When Jessi Flynn came to, her bike helmet was shattered, her leg was gashed open, her shoulder was bruised, and she was lying on Mass. Ave. just feet away from a city bus that could have ended her life.
That was three years ago, yet she still thinks about that ride, the SUV door that she crashed into, and how her name could have been added to the roster of the city’s cycling fatalities.
She was mere feet from becoming another Amanda Phillips, the 27-year-old nursing student and barista who was killed early this summer in a collision in Inman Square in Cambridge. She would have been another Dana Laird, a 36-year-old Tufts University graduate student, who was similarly “doored” by a parked car in Central Square and thrown under an MBTA bus, which crushed her to death in 2002.
Laird’s death haunts me because the girls in the Cambridge scout troop I volunteer for benefited for many years from a scholarship fund established in Laird’s honor to promote physical activity in girls.
These cycling deaths, year after year, can’t seem to spur Boston or Cambridge to action to make their cities truly bike friendly. Meanwhile, Chicago; Seattle; Portland, Ore.; New York City; Washington, D.C.; and Minneapolis are much further along than us in installing protected bike lanes or cycle tracks completely separated from vehicular traffic.
The difference is life and death. According to the Alliance for Biking and Walking 2016 report, all those cities, with the exception of New York, have higher percentages of bicycle commuters than Boston, but lower bicycle death rates.
While Boston, according to the Globe, averaged at least 520 bicycle accidents and nearly 3 cyclist fatalities a year from 2010-14, Copenhagen, where bike commuting is double that of car commuting, had 90 accidents and 1 fatality in 2014.
On paper, Boston has one of the nation’s best-looking bicycle master plans to create a network of cycle track.
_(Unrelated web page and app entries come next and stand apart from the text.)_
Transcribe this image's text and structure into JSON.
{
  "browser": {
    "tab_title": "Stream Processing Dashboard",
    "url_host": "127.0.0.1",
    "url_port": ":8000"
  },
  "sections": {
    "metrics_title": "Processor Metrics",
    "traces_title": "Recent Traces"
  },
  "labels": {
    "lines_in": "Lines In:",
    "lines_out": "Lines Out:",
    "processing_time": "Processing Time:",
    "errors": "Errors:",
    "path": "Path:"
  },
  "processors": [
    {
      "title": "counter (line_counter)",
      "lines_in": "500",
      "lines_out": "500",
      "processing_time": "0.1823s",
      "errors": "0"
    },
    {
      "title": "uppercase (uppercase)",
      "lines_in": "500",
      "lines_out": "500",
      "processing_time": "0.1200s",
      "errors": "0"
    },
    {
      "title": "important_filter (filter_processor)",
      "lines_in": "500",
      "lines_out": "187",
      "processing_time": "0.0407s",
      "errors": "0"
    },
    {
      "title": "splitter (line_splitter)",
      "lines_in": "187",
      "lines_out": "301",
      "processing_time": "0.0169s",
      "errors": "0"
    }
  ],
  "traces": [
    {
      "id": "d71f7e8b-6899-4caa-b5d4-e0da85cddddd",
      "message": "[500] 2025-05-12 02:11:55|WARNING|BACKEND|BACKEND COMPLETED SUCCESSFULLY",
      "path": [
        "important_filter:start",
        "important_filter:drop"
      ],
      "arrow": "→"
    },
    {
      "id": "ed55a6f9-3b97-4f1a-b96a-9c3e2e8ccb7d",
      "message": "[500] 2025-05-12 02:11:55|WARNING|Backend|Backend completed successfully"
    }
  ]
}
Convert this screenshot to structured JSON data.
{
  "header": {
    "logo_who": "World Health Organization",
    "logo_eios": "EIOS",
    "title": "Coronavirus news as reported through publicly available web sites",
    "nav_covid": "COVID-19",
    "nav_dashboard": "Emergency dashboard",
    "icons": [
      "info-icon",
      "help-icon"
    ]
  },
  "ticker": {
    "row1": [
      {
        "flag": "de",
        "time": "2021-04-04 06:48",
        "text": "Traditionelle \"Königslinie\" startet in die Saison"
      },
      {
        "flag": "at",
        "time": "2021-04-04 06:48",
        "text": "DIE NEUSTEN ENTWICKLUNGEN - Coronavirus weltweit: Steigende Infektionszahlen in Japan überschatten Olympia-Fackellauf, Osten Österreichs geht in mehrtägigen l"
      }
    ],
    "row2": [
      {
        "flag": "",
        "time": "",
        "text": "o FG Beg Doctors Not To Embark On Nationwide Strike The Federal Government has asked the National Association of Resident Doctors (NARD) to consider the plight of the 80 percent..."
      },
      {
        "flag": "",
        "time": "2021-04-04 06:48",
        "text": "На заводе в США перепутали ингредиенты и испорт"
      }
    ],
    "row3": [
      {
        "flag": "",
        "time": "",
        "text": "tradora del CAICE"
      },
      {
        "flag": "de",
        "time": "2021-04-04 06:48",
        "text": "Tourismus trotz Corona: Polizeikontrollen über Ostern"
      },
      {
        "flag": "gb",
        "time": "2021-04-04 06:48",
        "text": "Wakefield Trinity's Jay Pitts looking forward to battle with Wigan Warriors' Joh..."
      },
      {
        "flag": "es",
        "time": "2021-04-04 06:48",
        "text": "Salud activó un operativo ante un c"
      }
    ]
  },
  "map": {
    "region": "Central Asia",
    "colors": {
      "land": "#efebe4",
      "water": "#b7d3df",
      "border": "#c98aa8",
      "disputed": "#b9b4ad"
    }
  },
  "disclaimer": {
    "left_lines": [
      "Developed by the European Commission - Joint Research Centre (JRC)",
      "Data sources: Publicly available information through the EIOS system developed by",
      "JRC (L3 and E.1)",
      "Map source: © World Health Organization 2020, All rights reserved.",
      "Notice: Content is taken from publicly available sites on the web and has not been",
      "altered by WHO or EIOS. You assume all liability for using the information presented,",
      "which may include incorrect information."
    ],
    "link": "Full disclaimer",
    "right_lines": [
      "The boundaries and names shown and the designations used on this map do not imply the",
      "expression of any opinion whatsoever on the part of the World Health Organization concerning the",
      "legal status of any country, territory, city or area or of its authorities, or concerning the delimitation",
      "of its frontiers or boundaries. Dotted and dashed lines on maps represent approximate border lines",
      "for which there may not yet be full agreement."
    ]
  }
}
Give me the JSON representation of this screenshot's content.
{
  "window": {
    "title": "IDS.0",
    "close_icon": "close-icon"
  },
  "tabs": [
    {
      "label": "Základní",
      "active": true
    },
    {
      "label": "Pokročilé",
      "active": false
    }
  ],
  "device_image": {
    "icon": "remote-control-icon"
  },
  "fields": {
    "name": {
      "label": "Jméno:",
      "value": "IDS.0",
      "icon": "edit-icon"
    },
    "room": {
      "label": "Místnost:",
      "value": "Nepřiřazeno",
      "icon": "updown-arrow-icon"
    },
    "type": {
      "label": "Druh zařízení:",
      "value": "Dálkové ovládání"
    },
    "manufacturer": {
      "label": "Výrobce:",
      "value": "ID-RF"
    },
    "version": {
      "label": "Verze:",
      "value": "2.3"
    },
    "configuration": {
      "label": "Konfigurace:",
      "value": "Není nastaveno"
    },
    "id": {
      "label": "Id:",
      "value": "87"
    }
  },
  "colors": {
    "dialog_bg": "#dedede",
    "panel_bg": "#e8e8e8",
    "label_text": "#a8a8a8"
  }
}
The city is beginning to make some improvements on a short stretch of Mass. Ave. in the Back Bay. Cambridge has short stretches of European-style cycle track at sidewalk level. There is even a pleasant new shared cycling and jogging path on the Cambridge side of the Charles River.
But that still is a fragmented set of short trails that falls far short of an integrated system. The best way for Boston and Cambridge to prove they are serious about world-class urban mobility is to build cycle track along the entirety of boulevards that serve as transportation spines. Massachusetts Avenue is indisputably one.
As a resident of Central Square who is tired of seeing cyclists sandwiched in between cars, buses, and semitrailers at rush hour, I’ve been taking pictures at its most congested and chaotic intersection, where Prospect and River streets and Western Avenue converge at Mass. Ave. Then I asked an urban landscape designer to come up with an idea of what the avenue could look like with cycle track.
That person happened to be Jessi Flynn, who works for the Mass Design Group. “I feel like I’m a walking ghost who cheated death and obligated to do what I can to make the idea of cycle tracks real,” she said.